» Exercise instructions:
Report the lines of the data below that contain the string "expiry".

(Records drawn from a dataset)
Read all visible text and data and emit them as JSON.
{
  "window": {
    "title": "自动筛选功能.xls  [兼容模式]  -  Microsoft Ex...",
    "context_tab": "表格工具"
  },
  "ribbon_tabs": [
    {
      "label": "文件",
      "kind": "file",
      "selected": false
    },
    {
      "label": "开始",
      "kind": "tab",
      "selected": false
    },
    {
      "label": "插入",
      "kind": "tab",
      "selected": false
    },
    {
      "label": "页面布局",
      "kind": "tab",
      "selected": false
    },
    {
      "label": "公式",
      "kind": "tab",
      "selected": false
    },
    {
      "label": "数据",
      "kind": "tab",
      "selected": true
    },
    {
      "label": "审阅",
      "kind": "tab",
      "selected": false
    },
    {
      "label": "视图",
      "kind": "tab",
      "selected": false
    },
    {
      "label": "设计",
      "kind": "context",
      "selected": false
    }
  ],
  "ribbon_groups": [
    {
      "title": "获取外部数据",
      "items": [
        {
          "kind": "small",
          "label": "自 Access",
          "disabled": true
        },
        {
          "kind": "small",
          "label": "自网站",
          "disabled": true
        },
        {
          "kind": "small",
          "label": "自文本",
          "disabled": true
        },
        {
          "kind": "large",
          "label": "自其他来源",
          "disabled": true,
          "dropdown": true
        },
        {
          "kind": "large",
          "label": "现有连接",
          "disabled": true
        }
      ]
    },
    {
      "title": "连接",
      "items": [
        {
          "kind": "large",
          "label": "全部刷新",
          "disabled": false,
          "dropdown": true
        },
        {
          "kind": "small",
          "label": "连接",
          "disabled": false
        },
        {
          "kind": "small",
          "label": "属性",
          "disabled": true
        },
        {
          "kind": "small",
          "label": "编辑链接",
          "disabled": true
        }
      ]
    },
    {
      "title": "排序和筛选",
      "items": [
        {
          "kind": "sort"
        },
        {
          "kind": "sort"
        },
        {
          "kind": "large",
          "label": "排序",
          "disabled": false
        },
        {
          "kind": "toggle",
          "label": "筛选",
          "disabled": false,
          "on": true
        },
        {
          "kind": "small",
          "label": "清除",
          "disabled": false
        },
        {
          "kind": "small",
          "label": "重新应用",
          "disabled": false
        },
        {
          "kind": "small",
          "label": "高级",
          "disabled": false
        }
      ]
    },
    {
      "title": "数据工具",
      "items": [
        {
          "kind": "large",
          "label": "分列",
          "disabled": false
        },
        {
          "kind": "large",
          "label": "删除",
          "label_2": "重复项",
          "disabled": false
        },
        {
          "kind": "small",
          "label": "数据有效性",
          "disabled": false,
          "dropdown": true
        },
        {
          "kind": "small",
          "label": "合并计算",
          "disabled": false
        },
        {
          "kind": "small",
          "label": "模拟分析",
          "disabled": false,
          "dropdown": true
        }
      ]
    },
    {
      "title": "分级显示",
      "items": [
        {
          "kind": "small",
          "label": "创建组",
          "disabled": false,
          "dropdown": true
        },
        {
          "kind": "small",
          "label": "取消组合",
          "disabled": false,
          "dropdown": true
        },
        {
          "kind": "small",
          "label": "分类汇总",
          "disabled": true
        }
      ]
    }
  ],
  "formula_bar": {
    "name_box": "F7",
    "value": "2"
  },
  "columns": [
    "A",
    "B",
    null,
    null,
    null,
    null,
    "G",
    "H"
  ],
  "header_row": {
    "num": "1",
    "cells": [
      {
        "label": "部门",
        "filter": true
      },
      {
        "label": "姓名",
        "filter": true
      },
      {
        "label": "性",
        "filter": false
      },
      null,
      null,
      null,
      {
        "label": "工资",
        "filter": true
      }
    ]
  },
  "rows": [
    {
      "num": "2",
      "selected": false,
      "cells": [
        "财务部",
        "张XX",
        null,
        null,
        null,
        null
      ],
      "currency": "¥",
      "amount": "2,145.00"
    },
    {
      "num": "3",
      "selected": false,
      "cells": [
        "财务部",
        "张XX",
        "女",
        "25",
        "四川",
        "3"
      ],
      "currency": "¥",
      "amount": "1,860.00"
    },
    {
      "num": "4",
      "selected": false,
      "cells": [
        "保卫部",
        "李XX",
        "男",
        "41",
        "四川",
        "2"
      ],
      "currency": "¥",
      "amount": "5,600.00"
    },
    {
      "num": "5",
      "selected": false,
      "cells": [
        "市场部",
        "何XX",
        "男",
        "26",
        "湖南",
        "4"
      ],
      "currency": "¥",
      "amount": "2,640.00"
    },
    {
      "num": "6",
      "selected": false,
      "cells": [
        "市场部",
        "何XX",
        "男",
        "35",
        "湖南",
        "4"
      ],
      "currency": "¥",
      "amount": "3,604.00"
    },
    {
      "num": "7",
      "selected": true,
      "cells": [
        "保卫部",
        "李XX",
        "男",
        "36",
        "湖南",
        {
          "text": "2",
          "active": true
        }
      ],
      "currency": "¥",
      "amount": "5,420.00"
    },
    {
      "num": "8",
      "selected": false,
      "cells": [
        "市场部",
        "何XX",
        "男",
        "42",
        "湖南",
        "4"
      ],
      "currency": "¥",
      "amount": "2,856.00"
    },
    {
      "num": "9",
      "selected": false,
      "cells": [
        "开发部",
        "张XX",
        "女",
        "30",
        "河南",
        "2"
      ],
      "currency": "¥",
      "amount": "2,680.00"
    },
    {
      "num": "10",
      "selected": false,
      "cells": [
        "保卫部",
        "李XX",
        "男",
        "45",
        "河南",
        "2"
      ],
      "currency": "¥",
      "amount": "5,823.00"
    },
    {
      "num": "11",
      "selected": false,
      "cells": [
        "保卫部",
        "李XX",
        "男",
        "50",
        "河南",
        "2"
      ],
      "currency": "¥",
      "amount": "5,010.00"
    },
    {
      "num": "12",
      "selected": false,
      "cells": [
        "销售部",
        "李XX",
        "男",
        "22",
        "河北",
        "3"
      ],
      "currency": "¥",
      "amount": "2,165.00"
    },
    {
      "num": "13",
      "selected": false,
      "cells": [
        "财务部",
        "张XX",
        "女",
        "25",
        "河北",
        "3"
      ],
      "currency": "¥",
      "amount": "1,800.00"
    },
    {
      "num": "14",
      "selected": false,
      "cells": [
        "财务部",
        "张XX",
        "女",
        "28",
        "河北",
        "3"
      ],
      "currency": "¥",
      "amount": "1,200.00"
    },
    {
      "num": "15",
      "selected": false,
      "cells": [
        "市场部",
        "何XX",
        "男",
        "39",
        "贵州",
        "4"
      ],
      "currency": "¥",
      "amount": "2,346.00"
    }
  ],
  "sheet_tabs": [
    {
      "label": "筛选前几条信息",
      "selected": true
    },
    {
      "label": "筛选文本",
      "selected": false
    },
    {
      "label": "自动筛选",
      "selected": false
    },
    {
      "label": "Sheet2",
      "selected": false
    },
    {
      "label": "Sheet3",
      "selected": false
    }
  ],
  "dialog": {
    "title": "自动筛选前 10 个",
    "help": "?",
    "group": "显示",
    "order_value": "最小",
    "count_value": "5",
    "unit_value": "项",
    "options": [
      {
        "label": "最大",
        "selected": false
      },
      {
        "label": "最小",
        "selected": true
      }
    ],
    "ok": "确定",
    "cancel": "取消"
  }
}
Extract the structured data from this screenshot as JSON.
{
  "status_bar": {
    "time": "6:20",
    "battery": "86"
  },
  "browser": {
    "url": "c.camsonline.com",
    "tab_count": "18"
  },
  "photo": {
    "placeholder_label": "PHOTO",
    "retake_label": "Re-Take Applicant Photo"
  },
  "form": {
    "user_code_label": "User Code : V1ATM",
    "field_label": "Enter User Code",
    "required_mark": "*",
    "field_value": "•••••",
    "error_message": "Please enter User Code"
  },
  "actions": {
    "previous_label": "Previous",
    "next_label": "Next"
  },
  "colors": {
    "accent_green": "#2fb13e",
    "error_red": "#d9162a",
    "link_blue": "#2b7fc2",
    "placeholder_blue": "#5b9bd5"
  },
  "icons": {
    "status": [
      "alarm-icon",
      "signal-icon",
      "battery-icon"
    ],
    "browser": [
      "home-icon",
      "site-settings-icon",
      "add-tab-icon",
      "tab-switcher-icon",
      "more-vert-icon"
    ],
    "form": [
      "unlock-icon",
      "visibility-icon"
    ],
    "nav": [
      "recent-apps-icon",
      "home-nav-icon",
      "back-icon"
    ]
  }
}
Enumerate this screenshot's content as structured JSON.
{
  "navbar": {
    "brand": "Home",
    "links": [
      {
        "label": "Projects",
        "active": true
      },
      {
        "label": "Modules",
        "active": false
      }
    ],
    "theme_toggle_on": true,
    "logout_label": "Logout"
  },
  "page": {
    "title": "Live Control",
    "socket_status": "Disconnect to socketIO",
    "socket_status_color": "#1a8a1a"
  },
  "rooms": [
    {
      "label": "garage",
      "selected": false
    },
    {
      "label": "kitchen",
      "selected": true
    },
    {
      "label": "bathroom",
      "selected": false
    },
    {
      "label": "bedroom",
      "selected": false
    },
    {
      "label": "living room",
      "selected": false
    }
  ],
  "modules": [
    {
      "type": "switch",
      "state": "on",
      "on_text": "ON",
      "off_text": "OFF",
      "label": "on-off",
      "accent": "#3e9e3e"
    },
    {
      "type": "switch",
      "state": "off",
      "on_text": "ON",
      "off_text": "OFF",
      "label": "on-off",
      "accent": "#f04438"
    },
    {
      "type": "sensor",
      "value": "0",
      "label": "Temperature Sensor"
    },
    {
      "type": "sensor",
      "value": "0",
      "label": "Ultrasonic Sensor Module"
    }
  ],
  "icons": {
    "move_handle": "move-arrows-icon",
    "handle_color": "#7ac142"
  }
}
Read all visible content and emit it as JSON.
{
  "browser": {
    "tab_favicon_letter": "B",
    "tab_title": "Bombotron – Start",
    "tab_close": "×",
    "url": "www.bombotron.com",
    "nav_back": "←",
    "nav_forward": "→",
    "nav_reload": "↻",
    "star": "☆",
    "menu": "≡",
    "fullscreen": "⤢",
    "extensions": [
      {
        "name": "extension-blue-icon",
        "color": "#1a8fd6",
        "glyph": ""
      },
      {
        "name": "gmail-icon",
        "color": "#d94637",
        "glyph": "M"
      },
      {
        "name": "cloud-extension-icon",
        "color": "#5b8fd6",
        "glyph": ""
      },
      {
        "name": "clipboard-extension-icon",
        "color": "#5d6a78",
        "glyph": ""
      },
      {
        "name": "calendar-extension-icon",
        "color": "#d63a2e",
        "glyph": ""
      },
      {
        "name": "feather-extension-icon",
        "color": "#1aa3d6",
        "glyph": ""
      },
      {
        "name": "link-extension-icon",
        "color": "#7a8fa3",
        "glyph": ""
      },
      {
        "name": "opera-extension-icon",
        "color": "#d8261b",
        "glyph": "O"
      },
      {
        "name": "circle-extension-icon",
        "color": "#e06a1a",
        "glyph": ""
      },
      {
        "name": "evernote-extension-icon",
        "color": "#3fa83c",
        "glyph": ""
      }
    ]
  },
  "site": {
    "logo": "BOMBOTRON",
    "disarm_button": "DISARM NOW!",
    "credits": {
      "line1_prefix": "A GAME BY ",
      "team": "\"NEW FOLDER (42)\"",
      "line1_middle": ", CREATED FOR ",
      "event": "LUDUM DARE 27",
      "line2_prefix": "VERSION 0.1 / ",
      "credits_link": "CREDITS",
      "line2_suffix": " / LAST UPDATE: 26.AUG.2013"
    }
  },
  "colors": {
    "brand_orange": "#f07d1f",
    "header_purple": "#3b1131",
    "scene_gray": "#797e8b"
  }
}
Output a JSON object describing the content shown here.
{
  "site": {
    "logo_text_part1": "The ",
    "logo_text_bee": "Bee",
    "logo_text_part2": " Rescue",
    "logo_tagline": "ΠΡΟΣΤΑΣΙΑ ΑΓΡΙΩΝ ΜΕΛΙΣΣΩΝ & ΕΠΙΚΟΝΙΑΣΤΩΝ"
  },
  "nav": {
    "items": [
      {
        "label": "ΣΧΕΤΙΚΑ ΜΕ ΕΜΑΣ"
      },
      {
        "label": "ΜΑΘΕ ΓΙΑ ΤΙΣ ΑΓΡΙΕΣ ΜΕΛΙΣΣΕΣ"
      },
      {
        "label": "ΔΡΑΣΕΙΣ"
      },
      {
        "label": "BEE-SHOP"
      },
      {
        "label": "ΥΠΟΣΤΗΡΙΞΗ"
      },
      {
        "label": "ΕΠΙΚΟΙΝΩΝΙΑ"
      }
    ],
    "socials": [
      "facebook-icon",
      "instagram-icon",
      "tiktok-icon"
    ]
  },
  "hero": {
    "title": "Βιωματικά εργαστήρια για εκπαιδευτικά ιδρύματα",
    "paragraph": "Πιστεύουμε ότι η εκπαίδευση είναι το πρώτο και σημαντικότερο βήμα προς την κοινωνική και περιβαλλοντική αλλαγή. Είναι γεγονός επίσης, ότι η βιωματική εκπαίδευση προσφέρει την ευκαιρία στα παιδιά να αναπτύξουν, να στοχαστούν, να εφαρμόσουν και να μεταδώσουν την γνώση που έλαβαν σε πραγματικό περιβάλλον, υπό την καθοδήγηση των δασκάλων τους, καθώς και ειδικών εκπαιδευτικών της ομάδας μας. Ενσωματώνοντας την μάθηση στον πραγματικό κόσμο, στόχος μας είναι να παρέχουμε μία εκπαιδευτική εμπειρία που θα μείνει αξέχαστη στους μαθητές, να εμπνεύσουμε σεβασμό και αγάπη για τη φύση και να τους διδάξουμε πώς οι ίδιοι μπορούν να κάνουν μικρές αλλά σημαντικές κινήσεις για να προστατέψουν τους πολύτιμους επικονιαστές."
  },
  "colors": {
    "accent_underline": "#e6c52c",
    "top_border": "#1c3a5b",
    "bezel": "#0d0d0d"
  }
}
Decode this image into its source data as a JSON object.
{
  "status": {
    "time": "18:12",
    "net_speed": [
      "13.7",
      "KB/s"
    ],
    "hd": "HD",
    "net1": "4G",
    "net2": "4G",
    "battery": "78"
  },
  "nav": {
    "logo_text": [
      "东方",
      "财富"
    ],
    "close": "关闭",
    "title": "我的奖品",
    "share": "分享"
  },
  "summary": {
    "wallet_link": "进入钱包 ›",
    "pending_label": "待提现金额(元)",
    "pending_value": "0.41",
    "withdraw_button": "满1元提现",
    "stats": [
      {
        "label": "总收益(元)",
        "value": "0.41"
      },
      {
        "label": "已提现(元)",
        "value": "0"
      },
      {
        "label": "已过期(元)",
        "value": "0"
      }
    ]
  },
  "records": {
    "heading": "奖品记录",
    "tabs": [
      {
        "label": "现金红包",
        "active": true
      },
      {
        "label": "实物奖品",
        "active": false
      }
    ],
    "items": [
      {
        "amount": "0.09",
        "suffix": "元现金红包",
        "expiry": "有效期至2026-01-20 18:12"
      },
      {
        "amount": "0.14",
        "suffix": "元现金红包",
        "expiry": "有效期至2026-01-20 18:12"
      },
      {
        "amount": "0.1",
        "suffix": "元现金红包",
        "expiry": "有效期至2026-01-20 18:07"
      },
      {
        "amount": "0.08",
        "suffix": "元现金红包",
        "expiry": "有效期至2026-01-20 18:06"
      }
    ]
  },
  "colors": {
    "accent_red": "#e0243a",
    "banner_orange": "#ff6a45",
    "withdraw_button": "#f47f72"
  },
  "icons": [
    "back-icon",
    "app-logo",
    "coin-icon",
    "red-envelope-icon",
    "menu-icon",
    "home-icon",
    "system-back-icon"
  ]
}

» Final answer:
        "expiry": "有效期至2026-01-20 18:12"
        "expiry": "有效期至2026-01-20 18:12"
        "expiry": "有效期至2026-01-20 18:07"
        "expiry": "有效期至2026-01-20 18:06"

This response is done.